Maybe outside there’s a tree, or a wood, a garden, or a magical city . . .
Go and open the door.
If there’s a fog, it will clear. . .
Even if there’s only the darkness ticking,
even if there’s only the hollow wind,
even if nothing is there,
go and open the door.
At least, there’ll be a draught.
I’m back, my dear friends! Back from my pilgrimage – close to 2 months spent in Israel this summer. It filled me with new knowledge and memories, reconnected me with friends and family, but also left me unsettled.
A pilgrimage isn’t a pleasure cruise. One goes into it with an intention, but it’s hard to say where that intention will take you. A pilgrimage expects of you to continue to learn, transform, and give back even after it ends. And while my sojourn clarified my path in some ways, in others, it left me yearning with more questions than answers. For example, how do I translate my awakening in Israel into my daily life here in the U.S.? How can I make my life outside Israel not feel like a beautiful galut (exile)?
Coincidentally, or not – the older I get, the more I believe that all coincidences are pre-destined occurrences – while I was in Israel,
Another publication this summer was a chapter in the literary studies volume Writing as Performance: Accounts of Autoethnography published by Cambridge Scholars (UK). My chapter “The Legal and the Human” investigates the social context of our adoptive process in my memoir.
It also explores the dialectal relationship between myself as the book’s writer and as its main character. (Please contact me if you’d like to read it.)
Still processing my time in Israel, I keep going back to the tour of Hebron, a holy site in the Jewish and tradition, second only to the Western Wall. I described some of this unforgettable experience in a short travelogue on Facebook.

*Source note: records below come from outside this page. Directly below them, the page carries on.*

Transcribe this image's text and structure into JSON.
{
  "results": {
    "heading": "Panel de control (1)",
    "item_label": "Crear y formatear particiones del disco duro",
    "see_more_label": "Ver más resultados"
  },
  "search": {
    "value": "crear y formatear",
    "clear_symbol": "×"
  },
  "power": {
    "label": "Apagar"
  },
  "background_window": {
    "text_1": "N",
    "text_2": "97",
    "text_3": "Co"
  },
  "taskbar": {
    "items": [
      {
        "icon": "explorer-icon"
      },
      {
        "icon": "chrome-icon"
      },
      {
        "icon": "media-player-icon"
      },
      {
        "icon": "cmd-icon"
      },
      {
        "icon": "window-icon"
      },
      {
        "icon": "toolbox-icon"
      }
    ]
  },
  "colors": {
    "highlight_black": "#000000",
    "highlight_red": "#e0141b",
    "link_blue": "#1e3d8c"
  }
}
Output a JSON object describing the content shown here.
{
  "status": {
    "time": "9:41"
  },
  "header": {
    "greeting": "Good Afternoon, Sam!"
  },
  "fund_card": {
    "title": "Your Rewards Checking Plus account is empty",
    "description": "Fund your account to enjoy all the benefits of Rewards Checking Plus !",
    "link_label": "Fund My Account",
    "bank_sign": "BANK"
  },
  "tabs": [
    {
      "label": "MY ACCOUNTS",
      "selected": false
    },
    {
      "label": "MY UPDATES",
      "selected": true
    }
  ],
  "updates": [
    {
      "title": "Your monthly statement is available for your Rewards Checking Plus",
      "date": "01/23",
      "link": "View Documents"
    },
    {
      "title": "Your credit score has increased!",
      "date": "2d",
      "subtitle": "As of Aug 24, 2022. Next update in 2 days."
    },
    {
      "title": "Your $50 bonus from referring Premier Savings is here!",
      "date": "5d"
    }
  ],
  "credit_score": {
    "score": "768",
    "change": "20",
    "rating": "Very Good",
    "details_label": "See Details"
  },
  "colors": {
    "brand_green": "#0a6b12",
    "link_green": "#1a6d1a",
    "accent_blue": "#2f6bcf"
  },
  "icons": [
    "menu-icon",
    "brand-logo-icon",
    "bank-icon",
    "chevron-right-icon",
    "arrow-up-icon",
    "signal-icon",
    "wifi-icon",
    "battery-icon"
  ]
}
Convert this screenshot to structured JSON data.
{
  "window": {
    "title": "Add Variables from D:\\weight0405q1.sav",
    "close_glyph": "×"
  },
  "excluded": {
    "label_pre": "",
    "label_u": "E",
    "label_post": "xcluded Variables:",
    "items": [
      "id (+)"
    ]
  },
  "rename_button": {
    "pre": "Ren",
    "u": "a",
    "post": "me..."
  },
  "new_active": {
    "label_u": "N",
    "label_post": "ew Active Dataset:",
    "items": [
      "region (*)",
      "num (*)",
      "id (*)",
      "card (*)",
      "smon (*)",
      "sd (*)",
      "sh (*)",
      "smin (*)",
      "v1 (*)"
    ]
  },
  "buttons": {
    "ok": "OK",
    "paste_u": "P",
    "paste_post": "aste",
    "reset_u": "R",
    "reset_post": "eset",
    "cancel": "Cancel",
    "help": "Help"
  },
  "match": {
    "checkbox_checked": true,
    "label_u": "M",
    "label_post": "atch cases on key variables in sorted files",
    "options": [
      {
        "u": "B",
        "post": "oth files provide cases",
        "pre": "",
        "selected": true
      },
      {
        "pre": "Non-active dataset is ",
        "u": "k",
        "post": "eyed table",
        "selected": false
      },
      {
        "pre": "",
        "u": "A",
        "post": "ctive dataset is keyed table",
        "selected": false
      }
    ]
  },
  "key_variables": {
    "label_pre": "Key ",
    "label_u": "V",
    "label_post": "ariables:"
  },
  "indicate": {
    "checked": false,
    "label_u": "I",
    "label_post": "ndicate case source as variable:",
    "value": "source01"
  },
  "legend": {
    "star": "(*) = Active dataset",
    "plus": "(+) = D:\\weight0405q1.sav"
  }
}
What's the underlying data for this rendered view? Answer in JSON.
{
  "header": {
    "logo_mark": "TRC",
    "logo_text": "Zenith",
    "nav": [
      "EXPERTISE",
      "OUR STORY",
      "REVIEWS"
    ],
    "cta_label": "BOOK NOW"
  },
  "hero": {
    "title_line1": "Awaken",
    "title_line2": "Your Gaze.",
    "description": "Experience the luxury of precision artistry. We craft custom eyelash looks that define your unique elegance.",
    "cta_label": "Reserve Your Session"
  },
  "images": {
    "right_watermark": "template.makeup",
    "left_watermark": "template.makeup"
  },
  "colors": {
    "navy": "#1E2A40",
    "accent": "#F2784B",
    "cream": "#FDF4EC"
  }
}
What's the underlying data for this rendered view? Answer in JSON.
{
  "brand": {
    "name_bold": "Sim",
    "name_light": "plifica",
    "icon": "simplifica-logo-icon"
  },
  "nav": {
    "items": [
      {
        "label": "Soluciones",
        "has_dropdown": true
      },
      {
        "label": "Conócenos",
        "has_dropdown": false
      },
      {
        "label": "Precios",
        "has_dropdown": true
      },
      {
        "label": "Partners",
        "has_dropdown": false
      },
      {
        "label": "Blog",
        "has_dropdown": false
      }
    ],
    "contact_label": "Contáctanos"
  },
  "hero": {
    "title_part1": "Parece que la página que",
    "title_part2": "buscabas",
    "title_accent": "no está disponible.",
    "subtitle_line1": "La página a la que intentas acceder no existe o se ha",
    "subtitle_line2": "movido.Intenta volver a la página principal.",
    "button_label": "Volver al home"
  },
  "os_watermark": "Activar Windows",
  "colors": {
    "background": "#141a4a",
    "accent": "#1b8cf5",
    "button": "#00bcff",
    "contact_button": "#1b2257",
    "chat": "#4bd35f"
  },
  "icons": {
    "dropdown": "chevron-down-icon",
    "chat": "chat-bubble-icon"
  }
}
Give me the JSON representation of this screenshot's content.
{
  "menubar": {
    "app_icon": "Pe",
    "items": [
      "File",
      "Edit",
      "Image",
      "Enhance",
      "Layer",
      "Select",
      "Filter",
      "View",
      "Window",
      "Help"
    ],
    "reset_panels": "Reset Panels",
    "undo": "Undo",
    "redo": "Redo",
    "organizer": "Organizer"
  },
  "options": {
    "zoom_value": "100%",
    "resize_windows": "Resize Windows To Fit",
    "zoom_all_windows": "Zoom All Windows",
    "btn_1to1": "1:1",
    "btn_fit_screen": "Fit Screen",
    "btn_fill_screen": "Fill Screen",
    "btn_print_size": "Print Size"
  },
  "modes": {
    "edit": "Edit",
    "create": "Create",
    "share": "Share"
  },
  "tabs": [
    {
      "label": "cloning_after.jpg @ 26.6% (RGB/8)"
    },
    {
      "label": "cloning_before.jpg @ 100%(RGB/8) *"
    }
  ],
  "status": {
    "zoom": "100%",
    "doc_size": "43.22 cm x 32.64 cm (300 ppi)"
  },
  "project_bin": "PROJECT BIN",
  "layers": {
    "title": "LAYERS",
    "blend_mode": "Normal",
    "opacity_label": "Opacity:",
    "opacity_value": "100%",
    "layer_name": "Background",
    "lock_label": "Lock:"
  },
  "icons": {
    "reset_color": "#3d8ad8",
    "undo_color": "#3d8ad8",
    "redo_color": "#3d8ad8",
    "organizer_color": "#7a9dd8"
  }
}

What I didn’t put there is an unexpected sense of connection I felt to the place when I laid my hand on the floor, directly over the Machpelah Caves where the Biblical patriarchs and matriarchs are buried; the words that came to me from nowhere, and stayed to this day.
Yiscah Smith is a truly unique spiritual teacher. I’ve been taking her classes and listening to her podcast since 2019, and just had the pleasure of spending with her one of the best Shabbats in Israel.
Starting September 5, Yiscah will be offering a weekly Zoom course “Discovering a New Self – Within and Beyond,” based on the teachings of Rabbi Kalman Shapira (the Piaseczner Rebbe). The Rebbe’s writings, saved from the rubble of the Warsaw Ghetto, are a rich resource of Jewish mysticism imbued with meditative practices. [. . .]
Who hasn’t heard of Jack Kornfield? He is one of the pre-eminent meditation teachers in the West. I find his teachings deeply poetic, while echoing the Jewish culture he grew up with.
And so I’m back from Israel with, figuratively speaking, a suitcase of new ideas and experiences that I will continue to unpack in the coming issues of this newsletter. Thank you for joining me on this journey.